Do Judge Make Laws?

However, when it comes to this, it does not mean that the Judges have the power to change the law, nor make new saws. All these laws “made” by the Judges are inferior to the parliament and delegated legislation thus can be overruled. Until the Judge-made law is overruled, it is considered as a precedent and stands as a decision on non-statutory points of law, and is subjected to the same rule of stare decides. The reason why we have Judicial precedent is that most of the English laws are derived from the statutes and common law.

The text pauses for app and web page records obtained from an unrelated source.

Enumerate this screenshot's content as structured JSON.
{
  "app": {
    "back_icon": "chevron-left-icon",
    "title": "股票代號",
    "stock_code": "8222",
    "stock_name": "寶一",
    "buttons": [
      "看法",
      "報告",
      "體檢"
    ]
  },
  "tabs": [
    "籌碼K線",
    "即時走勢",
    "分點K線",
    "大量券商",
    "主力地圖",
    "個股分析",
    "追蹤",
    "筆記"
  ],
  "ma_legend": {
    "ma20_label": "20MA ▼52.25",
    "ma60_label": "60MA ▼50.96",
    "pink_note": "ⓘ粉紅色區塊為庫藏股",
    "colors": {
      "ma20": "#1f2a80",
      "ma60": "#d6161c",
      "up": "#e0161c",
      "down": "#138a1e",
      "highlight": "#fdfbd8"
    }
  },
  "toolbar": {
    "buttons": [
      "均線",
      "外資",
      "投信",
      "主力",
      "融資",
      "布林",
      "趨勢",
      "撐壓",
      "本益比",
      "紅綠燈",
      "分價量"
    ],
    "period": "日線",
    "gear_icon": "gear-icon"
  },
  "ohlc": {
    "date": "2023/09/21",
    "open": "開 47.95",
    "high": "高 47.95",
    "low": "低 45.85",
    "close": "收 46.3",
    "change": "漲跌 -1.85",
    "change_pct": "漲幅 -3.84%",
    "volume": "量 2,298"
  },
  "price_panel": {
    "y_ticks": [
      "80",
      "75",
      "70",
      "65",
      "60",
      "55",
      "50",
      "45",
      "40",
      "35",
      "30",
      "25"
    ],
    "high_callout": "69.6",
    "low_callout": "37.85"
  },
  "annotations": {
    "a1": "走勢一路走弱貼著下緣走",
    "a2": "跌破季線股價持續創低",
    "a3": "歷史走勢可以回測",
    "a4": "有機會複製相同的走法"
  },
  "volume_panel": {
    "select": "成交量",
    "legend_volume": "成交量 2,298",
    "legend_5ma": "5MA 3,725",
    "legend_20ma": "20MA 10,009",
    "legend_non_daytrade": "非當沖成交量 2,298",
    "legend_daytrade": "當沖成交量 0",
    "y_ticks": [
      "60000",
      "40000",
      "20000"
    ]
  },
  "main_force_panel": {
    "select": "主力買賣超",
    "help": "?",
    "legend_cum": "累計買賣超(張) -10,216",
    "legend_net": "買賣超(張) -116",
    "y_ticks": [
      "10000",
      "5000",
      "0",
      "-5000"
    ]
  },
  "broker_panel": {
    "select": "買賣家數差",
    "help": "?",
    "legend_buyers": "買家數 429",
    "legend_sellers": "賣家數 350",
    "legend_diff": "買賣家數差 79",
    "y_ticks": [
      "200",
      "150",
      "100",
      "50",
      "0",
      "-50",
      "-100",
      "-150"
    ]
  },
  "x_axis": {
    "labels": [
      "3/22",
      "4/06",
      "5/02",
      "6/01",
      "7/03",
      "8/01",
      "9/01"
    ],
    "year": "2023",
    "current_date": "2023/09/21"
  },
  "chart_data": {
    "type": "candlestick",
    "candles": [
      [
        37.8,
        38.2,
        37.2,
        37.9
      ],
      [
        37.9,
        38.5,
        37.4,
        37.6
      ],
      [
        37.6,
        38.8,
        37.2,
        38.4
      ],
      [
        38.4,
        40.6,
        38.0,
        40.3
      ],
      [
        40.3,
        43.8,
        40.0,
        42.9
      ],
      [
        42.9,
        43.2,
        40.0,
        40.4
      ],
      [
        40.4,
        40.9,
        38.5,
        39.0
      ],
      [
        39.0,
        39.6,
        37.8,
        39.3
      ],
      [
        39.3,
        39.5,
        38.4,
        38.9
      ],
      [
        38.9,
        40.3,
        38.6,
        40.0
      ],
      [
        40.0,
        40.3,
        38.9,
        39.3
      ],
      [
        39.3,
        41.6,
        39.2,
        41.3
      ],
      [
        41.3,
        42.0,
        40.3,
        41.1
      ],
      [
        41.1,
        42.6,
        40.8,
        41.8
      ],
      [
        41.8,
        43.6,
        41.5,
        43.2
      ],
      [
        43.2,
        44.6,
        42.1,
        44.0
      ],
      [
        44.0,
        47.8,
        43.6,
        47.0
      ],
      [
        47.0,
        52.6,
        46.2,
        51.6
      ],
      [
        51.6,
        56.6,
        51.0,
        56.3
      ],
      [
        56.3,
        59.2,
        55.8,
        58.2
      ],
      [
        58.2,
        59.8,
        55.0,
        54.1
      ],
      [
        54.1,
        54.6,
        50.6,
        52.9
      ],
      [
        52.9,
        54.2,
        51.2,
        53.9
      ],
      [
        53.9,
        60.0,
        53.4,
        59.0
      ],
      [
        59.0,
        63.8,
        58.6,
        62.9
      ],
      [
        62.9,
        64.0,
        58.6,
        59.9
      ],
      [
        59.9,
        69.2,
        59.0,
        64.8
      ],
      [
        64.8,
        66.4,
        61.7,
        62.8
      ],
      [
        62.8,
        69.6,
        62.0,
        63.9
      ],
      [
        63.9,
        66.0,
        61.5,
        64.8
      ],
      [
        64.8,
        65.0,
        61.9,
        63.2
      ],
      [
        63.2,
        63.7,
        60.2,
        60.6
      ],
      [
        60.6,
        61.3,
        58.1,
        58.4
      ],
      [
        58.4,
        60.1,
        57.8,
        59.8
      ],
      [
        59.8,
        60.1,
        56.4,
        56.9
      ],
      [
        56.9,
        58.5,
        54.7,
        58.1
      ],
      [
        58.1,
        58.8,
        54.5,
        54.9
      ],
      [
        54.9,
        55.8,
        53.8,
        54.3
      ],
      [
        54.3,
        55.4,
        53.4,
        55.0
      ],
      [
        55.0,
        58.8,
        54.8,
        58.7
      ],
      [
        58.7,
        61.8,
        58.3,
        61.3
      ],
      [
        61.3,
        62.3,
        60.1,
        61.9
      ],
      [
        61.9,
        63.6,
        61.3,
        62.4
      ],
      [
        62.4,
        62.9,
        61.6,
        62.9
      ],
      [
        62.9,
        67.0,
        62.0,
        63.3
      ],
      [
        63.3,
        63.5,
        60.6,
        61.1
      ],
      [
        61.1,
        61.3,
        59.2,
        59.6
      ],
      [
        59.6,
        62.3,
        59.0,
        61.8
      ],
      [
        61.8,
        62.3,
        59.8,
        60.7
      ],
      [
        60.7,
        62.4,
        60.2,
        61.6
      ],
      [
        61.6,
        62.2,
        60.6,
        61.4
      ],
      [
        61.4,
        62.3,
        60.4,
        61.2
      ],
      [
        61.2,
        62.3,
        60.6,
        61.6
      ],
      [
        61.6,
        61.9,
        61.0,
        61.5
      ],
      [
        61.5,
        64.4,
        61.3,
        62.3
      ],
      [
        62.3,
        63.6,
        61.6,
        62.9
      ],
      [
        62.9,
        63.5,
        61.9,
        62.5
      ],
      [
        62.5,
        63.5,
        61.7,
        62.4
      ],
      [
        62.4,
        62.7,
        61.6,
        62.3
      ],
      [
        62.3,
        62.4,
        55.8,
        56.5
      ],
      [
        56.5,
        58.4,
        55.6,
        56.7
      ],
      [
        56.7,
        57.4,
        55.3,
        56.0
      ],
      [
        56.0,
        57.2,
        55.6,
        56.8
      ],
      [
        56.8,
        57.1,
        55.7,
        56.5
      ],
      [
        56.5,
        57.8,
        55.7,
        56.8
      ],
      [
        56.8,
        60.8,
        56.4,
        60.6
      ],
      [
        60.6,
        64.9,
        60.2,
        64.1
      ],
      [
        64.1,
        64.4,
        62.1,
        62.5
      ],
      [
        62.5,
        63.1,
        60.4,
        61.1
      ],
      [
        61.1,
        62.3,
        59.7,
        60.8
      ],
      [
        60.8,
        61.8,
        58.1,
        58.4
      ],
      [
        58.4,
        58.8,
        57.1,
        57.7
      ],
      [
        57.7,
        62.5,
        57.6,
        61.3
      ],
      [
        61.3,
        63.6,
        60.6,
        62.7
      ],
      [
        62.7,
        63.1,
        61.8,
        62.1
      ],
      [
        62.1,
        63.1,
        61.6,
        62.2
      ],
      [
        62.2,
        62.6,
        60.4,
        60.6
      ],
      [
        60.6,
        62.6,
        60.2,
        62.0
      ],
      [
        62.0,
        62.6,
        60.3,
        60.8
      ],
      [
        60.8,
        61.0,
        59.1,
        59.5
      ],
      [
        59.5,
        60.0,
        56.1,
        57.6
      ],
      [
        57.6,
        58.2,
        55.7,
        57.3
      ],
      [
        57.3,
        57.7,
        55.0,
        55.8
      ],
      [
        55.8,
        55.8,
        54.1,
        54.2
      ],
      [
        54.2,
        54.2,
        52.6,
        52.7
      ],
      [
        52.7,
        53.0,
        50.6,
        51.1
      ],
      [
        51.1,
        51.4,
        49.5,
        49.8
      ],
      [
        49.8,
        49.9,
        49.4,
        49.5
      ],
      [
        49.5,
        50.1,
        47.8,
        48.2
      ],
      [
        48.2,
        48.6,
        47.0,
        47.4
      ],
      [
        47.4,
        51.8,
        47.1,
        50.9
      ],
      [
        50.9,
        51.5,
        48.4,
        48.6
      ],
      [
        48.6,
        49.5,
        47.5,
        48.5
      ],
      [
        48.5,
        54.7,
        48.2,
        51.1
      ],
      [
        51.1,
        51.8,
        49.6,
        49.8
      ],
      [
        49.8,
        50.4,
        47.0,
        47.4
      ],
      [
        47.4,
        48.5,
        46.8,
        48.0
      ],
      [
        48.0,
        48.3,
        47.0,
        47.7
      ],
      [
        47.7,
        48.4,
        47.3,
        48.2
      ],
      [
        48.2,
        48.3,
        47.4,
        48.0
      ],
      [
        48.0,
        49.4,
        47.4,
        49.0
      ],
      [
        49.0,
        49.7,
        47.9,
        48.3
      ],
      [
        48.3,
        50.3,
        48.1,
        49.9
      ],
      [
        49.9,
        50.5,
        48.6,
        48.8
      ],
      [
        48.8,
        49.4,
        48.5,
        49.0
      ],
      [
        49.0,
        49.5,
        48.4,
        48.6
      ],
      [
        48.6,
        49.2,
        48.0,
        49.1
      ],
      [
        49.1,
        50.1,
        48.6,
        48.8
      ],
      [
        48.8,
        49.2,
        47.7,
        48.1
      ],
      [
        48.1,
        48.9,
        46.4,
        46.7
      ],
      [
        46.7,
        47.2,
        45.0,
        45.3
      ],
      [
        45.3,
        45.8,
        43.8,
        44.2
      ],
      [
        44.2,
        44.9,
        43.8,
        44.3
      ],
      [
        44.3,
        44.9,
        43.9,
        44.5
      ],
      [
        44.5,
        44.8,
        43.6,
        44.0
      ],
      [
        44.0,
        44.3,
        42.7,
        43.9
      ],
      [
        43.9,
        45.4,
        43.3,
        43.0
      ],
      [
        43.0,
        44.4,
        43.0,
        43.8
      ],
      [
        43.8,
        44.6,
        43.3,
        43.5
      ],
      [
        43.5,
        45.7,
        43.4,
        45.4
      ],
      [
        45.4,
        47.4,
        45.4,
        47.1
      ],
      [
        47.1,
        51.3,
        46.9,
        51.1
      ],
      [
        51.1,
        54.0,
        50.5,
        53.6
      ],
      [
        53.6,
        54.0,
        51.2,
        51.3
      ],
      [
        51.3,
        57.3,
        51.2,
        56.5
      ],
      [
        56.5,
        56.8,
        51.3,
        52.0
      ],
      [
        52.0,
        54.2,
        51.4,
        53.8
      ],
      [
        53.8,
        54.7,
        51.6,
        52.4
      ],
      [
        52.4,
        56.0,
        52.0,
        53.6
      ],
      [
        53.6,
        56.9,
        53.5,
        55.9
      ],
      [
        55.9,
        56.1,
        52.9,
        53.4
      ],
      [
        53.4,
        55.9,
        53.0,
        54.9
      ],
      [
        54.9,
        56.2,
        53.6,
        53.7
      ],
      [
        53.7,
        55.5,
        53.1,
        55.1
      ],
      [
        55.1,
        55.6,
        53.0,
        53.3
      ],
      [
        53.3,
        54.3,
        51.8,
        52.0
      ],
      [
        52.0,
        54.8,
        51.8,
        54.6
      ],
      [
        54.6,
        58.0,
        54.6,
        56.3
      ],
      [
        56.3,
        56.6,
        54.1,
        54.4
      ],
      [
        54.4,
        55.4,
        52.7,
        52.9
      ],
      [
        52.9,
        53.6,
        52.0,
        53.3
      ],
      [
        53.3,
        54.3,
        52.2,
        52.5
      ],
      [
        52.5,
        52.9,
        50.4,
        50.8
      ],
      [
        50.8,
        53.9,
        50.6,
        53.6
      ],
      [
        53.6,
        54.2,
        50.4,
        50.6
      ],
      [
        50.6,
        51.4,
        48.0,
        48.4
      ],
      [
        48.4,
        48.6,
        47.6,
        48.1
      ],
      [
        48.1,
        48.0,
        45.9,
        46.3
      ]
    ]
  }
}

It then falls into the hands of the judges to interpret them and evolve the law to make a better law. Judicial precedent, known also as the Judge-made law, has two meanings. Firstly, it means the process where the Judges of lower or equal courts follow the decision of the Judge from previous cases. Secondly, it refers to the decided case itself, where a ‘precedent’ is set to be used in the future cases. The doctrine of Judicial precedent in the English law is one that involves the application of the principle of stare decides.

This principle is set that the Courts of Appeal is bound to follow it’s own previous decisions, and that each court is bound to follow the decisions imposed by the courts above them in the hierarchy. However, nice the I-J Joined the European Union, the courts are bound to follow the EX. law given by thee European Courts. According to the Oxford dictionary of law, a ratio deciding is the principle or principles of law on which the courts reaches its decision .

Obiter dictum is something that is said by a Judge wile giving Judgment that was not essential to the decision of the case . The ratio deciding and orbiter dictum both essentially influences the decision- making or the Judgment of a Judge. When a Judge delivers his Judgment in a case, he outlines the facts that he finds that have been proven as evidence. Then, he uses Do Judge Make Laws? By Uncomments ratio deciding of a case is where the decision of the Judge is based together with the principle of the law.

Then, when giving his Judgment, the Judge may go on to speculate about what would have happen if the facts may have differed. This is the obiter dictum in the case. Consequently, the ratio deciding is the binding part of the Judicial decision, whereas, the obiter dictum is not binding. The obiter dictum of the case acts as only to support as a persuasive authority in later cases. But sometimes, certain opinions of a case in the House of Lords are mistakenly treated as obiter dictum at first sight. On closer inspection, these opinions are not seen as obiter dictum but merely forming part of a ratio deciding.

Leave a comment